Crime, Race, and Punishment in Angola, 1850s-1880s
Grants to Support Faculty Fellows' Research
This is an exploratory project on the history of crime in Angola during the second half of the nineteenth century, examining the links between colonialism, racism, gender, and punishment. Central to this project is the interrogation of criminality categories, as well as resistance to exclusion and subjugation associated with land grabbing, racial segregation, and colonialism. Thanks to the KI support, I have been working on the past three years in the identification of the more than 2,000 court cases available at the

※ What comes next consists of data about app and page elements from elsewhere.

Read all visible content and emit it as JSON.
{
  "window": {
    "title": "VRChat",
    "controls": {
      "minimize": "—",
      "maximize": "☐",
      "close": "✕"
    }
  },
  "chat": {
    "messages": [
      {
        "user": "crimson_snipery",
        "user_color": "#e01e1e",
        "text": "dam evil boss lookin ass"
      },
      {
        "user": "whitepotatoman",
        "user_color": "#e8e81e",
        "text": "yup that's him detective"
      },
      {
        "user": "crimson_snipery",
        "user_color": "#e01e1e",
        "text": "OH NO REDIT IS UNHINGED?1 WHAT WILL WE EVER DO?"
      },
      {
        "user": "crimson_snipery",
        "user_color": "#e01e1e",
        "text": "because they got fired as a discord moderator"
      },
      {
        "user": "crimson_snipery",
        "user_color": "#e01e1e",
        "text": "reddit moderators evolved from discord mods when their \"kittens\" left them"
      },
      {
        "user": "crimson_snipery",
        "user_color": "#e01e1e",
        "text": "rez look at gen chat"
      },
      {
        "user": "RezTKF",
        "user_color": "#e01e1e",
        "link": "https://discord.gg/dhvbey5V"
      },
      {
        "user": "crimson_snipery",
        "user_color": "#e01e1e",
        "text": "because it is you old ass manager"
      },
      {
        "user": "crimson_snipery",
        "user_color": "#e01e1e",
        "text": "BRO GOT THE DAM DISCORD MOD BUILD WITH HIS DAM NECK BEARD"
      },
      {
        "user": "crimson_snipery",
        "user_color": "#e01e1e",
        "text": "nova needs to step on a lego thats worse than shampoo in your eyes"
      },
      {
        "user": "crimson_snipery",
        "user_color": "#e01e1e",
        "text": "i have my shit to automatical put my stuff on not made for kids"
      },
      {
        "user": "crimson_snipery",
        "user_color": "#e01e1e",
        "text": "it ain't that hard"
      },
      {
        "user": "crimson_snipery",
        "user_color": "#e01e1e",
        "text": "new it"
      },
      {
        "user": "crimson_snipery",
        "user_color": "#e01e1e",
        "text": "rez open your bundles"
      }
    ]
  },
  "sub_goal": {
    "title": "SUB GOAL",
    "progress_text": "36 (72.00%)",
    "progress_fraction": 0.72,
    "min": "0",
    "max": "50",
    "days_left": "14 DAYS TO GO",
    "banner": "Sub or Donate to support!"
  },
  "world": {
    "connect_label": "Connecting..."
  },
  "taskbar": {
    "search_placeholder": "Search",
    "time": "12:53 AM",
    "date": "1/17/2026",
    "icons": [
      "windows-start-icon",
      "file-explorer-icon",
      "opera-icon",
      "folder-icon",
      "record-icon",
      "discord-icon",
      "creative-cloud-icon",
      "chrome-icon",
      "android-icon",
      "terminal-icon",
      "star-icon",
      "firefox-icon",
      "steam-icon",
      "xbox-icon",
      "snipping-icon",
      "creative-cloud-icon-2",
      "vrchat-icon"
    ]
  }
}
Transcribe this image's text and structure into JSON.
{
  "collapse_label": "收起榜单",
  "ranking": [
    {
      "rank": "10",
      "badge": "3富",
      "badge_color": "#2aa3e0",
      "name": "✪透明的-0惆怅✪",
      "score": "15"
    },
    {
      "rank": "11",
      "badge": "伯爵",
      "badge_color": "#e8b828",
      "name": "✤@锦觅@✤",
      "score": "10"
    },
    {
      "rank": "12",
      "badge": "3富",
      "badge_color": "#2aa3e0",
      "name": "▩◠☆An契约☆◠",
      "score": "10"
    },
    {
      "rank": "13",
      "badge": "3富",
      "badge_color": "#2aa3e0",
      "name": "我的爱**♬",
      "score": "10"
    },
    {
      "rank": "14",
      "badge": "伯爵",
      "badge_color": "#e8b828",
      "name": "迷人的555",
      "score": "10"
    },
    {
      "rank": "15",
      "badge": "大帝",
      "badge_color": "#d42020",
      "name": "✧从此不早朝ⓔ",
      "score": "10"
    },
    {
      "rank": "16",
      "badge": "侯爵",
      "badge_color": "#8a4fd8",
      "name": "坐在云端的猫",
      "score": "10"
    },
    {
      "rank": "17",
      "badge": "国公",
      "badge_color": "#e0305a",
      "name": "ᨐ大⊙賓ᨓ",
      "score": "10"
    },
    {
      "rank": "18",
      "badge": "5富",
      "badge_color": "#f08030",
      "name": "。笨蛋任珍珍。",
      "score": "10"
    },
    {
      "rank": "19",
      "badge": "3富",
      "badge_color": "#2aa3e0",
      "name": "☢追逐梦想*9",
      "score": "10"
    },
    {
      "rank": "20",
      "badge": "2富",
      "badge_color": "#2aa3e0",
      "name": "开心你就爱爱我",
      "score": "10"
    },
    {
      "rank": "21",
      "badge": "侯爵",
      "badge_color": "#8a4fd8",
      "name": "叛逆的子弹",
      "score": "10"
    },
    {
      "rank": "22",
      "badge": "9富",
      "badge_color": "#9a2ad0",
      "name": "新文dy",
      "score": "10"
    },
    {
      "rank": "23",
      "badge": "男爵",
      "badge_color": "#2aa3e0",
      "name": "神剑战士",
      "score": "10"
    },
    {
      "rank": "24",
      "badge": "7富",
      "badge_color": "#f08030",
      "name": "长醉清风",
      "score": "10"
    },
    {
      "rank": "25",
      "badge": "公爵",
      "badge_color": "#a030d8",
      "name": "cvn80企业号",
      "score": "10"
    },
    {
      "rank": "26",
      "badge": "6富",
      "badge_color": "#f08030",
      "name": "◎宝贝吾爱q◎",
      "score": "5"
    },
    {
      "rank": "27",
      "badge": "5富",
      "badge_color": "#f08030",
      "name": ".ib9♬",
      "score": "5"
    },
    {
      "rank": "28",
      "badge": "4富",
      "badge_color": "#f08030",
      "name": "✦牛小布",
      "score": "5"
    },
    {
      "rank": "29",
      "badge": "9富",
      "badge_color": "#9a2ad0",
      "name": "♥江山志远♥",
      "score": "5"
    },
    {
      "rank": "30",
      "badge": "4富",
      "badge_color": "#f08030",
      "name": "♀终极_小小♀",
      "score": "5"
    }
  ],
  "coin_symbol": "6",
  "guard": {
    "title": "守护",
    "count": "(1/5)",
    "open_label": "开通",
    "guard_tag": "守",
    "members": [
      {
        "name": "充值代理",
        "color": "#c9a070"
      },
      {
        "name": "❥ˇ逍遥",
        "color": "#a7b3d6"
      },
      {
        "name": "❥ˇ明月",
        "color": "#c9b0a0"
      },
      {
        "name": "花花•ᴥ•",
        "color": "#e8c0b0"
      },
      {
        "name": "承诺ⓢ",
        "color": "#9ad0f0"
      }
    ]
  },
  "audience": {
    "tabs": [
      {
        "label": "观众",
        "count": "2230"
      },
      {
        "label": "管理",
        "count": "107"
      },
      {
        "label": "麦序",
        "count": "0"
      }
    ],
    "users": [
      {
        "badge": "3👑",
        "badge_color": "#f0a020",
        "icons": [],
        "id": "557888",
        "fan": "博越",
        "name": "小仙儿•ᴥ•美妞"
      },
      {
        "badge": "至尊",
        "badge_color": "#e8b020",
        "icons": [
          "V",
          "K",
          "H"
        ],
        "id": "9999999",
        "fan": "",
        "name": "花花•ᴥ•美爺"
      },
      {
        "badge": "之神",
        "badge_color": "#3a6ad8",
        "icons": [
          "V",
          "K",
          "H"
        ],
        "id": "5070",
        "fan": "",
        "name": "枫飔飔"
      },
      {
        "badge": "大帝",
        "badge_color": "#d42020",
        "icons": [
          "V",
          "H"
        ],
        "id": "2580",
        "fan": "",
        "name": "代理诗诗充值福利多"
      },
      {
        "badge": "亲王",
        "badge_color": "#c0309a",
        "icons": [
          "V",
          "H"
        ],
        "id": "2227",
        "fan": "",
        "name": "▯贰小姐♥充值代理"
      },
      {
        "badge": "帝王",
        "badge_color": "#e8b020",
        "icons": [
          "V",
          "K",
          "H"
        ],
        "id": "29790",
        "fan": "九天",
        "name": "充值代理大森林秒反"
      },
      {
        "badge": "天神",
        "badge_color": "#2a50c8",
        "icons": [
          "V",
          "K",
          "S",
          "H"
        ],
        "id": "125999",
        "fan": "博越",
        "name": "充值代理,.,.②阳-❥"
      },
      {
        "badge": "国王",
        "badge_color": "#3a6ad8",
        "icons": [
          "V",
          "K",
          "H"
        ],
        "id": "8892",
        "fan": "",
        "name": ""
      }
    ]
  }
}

Tribunal da Comarca de Benguela. After the identification of 367 criminal cases before the 1890s, my goal is to return to Benguela this summer and digitize these cases. Most of the documents deal with crimes ranging from illegal enslaving, contraband, murder, and contempt of authority. A better understanding about criminality categories, punishment, and colonialism and its intersections with race and gender fits into KI commitment to promote human rights. A historical study on punishment in Angola historicizes law and its application during early colonial experiences in the African continent. This project provides tools to deconstruct narratives that crime, corruption, and social and economic inequalities are intrinsic to African societies. Exchanges and interactions with scholars based in Angola foster human development and dialogue with the Global South.